The voluntary measure has been coordinated by “Bird Safe Philly” and continues until May 30 with the purpose of sparing the lives of some of the 100 million birds passing over the City of Brotherly Love on their semiannual migrations.
To some, it might seem more intuitive to leave the lights on to help birds steer clear of buildings, but Robert Peck, a senior fellow at the Academy of Natural Sciences of Drexel University, explains most migrating fowl navigate by light; the sun, the moon and the stars.
Fog and rain, which are quite common in spring and autumn, force birds to fly at lower altitudes. When they see the bright city lights, they are often dazzled, disoriented and confused.
“Suddenly they have all these lights coming at them from different directions. It’s overwhelming,” Peck said. “They get turned around and they will fly into buildings and walls.”
The Philadelphia buildings participating in these efforts have agreed to switch unnecessary lights off from 12:01 a.m. to 6 a.m., especially on higher floors, dimming lights in lobbies and atriums.
“The ground was sprinkled with dead and dying birds,” he said.

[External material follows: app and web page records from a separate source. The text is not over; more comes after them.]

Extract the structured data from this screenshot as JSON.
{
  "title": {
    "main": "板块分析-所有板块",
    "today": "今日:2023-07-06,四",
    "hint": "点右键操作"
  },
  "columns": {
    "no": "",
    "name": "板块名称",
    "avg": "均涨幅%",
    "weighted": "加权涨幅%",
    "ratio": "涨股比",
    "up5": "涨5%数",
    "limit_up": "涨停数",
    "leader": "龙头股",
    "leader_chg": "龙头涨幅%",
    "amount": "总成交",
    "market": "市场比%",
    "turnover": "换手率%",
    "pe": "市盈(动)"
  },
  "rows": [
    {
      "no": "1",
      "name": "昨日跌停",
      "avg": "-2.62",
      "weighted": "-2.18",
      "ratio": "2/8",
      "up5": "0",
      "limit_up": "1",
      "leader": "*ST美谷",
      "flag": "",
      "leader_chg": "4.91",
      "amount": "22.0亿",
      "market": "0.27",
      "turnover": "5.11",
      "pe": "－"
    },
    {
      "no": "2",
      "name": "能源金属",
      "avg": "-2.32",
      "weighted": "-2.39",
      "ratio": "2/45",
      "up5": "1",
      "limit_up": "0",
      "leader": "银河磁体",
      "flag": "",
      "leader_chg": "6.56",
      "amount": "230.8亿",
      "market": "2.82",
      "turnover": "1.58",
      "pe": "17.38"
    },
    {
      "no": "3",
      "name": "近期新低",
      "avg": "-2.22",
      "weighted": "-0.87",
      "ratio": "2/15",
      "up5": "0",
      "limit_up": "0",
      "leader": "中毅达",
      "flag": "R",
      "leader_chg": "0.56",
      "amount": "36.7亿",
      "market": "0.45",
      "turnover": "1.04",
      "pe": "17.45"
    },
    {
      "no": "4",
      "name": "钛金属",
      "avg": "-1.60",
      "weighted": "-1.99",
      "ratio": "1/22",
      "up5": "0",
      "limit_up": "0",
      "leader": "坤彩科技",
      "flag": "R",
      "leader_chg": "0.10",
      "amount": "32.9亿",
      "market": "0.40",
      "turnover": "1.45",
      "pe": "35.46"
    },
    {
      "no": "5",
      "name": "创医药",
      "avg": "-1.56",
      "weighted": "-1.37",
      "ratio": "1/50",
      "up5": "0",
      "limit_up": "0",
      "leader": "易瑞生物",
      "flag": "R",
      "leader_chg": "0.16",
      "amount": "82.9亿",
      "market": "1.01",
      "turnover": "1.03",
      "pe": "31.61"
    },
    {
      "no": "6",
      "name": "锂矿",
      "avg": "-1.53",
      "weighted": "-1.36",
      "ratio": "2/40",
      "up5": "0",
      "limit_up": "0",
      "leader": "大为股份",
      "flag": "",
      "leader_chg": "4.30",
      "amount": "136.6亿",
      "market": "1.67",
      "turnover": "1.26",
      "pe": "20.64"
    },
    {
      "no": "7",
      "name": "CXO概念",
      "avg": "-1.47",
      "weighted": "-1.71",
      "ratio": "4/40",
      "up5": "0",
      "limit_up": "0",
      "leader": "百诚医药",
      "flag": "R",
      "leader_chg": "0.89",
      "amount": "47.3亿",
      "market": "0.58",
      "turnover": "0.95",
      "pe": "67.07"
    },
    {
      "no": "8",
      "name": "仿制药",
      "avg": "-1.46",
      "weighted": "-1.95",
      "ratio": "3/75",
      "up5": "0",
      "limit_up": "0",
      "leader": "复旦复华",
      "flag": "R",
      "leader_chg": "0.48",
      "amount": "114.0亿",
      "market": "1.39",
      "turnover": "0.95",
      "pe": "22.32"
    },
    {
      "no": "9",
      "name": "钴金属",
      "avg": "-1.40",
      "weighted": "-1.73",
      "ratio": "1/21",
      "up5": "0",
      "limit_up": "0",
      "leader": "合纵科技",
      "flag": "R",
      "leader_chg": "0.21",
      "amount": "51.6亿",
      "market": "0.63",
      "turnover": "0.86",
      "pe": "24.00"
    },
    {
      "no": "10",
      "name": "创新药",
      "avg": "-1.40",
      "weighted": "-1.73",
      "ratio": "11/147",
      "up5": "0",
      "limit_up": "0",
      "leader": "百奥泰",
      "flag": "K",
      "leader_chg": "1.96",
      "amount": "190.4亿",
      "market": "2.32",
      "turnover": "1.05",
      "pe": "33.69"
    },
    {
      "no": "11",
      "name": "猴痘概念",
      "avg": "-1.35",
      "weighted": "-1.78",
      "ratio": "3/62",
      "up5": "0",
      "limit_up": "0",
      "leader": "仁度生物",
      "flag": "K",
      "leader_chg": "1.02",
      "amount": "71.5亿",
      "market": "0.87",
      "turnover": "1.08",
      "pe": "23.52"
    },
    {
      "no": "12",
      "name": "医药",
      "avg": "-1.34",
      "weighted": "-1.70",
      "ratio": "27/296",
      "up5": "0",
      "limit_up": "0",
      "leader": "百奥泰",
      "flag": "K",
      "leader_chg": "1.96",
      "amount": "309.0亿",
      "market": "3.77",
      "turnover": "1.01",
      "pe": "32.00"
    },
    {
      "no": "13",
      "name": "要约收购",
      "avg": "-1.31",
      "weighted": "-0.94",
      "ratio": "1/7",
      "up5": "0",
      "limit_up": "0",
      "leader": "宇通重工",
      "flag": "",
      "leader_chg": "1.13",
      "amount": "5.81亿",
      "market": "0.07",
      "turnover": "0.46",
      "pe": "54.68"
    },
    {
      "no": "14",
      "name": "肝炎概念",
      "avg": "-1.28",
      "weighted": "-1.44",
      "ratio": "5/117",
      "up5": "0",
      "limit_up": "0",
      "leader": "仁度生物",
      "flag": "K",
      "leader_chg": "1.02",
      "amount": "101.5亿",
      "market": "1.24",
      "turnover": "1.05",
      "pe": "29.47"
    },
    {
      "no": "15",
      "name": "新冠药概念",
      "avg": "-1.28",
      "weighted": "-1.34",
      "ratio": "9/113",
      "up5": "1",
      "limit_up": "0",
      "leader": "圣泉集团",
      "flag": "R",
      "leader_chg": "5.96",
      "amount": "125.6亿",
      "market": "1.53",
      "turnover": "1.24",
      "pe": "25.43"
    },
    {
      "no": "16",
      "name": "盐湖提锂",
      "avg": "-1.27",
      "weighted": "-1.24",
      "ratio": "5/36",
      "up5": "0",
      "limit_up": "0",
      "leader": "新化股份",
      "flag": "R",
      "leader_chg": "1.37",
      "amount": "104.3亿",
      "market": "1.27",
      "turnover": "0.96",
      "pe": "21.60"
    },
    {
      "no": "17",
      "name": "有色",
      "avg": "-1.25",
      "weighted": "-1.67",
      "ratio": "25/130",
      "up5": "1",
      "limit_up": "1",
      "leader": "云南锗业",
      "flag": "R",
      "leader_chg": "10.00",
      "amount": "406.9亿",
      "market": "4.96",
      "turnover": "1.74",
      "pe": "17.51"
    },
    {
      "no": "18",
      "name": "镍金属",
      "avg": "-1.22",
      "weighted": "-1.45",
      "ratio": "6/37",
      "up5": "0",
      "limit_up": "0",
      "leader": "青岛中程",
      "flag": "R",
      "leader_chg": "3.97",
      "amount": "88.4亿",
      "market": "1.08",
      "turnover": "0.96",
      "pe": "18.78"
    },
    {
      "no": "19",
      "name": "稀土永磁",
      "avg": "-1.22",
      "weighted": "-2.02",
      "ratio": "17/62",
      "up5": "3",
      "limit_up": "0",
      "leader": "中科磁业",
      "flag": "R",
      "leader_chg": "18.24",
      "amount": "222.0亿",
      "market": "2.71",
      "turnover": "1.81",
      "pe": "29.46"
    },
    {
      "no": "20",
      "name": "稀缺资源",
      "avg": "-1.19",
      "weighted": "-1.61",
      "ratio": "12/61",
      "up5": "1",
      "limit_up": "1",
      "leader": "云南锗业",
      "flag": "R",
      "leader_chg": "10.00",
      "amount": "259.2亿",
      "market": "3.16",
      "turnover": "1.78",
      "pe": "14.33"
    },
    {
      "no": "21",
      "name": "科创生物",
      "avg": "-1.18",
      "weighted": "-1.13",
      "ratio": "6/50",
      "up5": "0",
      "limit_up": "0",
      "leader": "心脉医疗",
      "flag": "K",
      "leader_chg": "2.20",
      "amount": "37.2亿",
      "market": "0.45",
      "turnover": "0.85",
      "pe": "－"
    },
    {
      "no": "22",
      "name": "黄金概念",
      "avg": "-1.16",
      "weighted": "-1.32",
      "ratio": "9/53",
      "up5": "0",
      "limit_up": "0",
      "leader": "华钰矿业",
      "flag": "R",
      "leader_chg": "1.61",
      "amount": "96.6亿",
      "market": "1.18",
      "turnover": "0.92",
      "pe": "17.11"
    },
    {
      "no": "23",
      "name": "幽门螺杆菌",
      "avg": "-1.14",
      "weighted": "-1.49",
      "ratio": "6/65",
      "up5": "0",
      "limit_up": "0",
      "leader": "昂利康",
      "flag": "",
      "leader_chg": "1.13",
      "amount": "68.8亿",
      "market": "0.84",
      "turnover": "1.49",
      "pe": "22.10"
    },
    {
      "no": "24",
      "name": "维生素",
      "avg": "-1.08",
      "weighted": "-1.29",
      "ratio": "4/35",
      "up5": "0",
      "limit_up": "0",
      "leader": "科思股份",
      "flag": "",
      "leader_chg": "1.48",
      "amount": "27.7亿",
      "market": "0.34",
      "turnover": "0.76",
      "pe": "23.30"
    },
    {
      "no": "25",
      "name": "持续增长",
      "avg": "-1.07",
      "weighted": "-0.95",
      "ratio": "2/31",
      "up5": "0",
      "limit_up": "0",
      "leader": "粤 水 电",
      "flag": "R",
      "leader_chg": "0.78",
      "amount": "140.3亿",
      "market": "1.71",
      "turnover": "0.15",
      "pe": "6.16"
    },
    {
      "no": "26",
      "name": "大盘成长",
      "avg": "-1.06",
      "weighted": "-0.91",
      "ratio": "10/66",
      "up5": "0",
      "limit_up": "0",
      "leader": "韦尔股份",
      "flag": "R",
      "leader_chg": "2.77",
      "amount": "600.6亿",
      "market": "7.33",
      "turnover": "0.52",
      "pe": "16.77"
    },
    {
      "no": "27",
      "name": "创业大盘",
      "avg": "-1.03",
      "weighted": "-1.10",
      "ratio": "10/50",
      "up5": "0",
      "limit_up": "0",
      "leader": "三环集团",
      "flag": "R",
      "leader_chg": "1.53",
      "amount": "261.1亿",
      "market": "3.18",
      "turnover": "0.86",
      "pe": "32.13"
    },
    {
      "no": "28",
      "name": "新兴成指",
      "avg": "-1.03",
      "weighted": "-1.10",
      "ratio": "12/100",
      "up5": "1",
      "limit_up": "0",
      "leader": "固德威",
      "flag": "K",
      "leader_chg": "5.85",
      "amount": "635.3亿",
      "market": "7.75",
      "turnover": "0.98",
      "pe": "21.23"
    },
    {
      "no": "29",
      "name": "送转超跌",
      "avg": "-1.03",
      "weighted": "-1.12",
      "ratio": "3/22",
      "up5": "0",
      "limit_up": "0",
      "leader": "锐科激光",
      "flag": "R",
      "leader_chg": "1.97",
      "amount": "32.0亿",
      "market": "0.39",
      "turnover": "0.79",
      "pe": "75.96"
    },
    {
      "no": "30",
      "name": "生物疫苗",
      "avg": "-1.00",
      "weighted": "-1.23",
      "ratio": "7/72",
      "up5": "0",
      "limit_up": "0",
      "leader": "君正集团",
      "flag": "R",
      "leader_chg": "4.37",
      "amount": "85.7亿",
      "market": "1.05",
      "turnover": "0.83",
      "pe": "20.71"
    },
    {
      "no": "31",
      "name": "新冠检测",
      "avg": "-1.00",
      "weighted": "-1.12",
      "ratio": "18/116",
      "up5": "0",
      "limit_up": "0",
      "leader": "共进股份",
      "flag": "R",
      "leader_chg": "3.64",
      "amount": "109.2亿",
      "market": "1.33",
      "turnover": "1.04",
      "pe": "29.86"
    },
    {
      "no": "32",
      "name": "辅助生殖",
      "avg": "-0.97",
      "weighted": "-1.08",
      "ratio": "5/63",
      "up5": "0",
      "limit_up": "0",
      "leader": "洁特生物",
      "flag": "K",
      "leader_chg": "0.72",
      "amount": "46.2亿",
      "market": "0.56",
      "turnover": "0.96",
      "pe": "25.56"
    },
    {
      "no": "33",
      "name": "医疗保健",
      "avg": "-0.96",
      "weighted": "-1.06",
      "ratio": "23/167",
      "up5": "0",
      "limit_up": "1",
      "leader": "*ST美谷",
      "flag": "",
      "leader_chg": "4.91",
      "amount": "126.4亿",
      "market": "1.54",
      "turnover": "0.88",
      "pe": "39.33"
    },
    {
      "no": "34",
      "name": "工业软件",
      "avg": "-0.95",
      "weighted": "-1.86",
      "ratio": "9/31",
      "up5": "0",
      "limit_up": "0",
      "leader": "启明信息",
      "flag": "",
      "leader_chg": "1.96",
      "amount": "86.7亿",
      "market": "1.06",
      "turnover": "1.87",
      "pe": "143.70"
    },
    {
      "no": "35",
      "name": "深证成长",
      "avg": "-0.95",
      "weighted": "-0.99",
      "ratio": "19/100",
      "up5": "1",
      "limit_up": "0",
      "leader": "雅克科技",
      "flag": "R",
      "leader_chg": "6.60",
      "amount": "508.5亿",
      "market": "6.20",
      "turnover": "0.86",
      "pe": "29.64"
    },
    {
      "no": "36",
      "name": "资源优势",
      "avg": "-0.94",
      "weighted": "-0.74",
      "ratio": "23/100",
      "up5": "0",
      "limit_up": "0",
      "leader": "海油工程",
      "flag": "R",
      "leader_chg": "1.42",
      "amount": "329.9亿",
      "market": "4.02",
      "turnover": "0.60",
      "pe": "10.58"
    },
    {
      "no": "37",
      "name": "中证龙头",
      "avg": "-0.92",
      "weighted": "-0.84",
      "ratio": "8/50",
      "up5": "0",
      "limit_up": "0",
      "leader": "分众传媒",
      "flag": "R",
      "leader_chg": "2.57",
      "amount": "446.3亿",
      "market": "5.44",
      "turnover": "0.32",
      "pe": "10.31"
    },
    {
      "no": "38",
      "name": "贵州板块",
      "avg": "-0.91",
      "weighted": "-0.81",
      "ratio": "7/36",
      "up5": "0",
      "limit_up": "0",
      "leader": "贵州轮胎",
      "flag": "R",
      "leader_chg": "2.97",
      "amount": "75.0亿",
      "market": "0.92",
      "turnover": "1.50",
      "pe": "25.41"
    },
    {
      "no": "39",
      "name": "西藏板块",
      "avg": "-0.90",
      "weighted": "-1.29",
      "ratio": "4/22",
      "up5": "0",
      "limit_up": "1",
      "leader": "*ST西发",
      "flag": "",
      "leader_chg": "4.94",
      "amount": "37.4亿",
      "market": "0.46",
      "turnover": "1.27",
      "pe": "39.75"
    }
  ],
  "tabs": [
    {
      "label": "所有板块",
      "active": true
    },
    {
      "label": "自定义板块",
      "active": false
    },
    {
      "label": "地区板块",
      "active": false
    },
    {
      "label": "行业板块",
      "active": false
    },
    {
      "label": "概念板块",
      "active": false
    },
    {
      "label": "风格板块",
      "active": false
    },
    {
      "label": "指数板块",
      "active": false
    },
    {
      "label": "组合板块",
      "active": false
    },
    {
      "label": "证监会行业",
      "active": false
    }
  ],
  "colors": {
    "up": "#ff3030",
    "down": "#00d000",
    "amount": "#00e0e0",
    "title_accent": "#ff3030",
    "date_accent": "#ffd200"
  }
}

“It’s a tough trip for the birds either way so the last thing they need to do is encounter brightly lit buildings,” notes Peck.